The Rockies added two insurance runs in the eighth as Michael Cuddyer doubled in a run off former Rockies closer Huston Street and Wilin Rosario added a sacrifice fly.
Away from the mound, Moyer hardly looks like a kid anymore. He has gray streaks in his hair and frequently dons reading glasses that sit perched on the tip of his nose. This betrays his age too: He’s on the verge of receiving his AARP card.
But once he steps on the mound that youthful exuberance returns.
He’s transformed into a kid again, sprinting out to the mound after each inning. He looked more like a spry rookie than a veteran nearing retirement.
Moyer enticed the Padres to hit into three double plays, despite warnings before the game by Mark Kotsay — the one player who’s consistently hit Moyer — to remain patient. Then again, it’s difficult to lay off a pitch that looks so juicy.

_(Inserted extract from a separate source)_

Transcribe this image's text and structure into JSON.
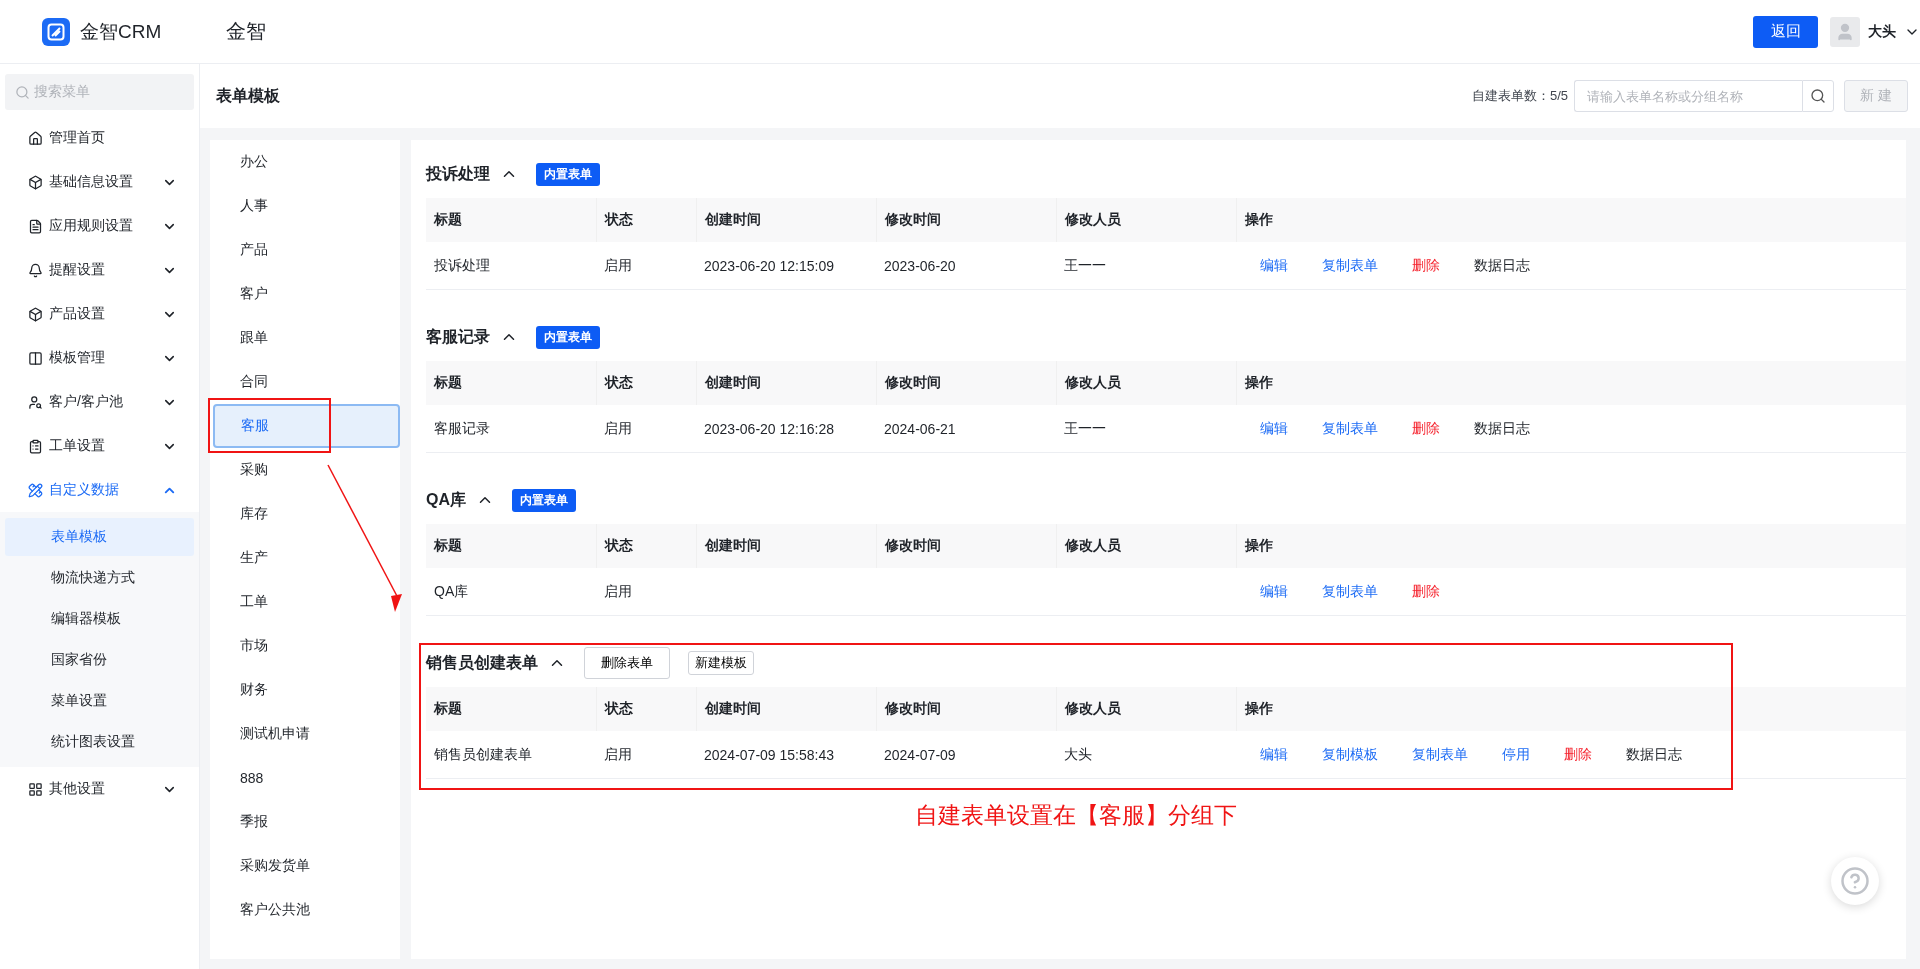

The aged wonder used his wealth of experience to his advantage against the young Padres, six of whom weren’t even born when Moyer made his major league debut in 1986. That included Bass, who has fond memories of Coors Field after winning his debut in the hitter friendly stadium last June.
Kotsay’s first plate appearance of the season was a single in the opening inning. Kotsay was activated off the disabled list on Monday after missing the first 10 games with a strained right calf muscle.
That his first hit should be against Moyer hardly comes as a surprise since the 36-year-old Kotsay has a .583 lifetime average against Moyer. They even exchanged friendly grins after each of Kotsay’s two singles.
“He wears me out. He knows it. I know it,” Moyer said. “We joke in the offseason.”
Kotsay also has a lot of respect for Moyer.
“It says something about how much he loves to compete and his willingness to work, and at 49, to go out and throw the ball and have success,” said Kotsay, who faced the veteran for the first time since June 13, 2006, when Kotsay was with the Oakland A’s and Moyer a member of the Seattle Mariners.
Before the game, Kotsay was giving pointers to his impressionable teammates on how to hit Moyer’s methodical pitches.
“Be patiently aggressive,” Andy Parrino recounted. “Make him come to us a little bit more. Oh, and make him stay in the strike zone.”
Moyer doesn’t have a blazing fastball, but he does have this — pinpoint precision.
Padres manager Bud Black certainly appreciates the cleverness of Moyer, marveling from the dugout at the vintage pitcher who went to spring training without a guaranteed roster spot and performed his way onto the team. He missed all of 2011 as he recovered from a surgically repaired ligament in his elbow.
“It’s a great story,” Black said. “It’s wonderful that he’s continued to get the results needed to stay in the major leagues. This is a performance-driven game and the last 15 years of his career have been outstanding.”
NOTES: Padres RHP Tim Stauffer (strained elbow) threw Tuesday in San Diego. He’s scheduled for a bullpen session this weekend. … OF Carlos Gonzalez (strep throat) returned the lineup, going 0 for 2 with two walks. … Moyer said he will donate some memorabilia to the Hall of Fame from the game.